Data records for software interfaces
=== Begin Enclosure ===
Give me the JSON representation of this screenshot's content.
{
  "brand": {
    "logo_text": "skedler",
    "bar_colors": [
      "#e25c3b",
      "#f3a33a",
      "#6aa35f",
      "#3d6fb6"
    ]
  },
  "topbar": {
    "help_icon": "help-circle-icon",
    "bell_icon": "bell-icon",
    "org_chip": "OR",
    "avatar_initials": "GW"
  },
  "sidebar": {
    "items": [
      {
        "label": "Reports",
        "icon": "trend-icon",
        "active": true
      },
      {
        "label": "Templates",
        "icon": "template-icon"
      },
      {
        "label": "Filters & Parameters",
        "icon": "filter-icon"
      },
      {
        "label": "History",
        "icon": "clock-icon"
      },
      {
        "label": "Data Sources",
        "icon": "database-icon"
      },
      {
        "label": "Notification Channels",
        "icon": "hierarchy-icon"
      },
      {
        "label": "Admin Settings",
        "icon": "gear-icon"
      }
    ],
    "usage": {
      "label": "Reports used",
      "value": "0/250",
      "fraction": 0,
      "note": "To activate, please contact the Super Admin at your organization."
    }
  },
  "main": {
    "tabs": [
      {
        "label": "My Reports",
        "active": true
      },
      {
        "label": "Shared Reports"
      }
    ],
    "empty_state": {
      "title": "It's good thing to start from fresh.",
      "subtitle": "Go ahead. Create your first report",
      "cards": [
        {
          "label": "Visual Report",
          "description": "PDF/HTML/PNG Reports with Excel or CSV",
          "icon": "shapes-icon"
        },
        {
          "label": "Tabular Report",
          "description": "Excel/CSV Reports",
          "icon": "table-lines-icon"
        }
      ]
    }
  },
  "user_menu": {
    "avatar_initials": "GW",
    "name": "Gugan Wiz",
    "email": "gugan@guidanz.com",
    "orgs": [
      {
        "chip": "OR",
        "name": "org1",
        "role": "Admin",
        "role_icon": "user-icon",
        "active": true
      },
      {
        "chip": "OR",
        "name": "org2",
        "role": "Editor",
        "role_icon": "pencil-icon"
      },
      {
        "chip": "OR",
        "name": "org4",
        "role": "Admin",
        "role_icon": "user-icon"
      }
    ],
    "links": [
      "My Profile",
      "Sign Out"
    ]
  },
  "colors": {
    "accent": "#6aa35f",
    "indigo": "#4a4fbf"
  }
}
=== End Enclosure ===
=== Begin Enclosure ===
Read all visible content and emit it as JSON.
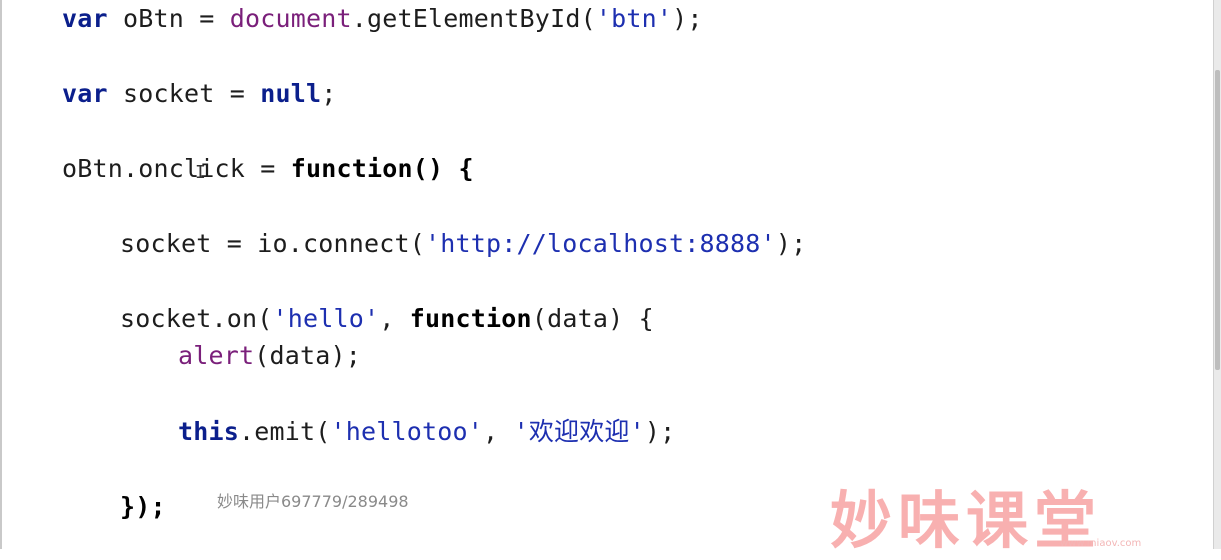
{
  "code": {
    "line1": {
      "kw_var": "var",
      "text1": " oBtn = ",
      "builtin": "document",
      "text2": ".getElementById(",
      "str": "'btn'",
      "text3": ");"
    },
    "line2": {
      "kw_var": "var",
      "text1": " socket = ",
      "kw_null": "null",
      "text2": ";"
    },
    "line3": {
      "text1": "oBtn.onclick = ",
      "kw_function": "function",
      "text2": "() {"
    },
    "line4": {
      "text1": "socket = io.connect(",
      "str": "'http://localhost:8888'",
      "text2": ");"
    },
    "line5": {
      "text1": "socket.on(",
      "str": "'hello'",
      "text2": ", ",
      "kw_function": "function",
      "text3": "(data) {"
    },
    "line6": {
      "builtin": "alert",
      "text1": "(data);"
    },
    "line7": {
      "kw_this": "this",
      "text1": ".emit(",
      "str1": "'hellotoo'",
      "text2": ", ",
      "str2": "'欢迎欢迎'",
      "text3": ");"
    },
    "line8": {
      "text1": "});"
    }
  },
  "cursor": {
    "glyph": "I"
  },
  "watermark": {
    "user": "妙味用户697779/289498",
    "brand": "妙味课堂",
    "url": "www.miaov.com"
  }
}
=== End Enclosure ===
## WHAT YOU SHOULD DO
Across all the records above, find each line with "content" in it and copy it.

## RESULT OF THIS TASK
Give me the JSON representation of this screenshot's content.
Read all visible content and emit it as JSON.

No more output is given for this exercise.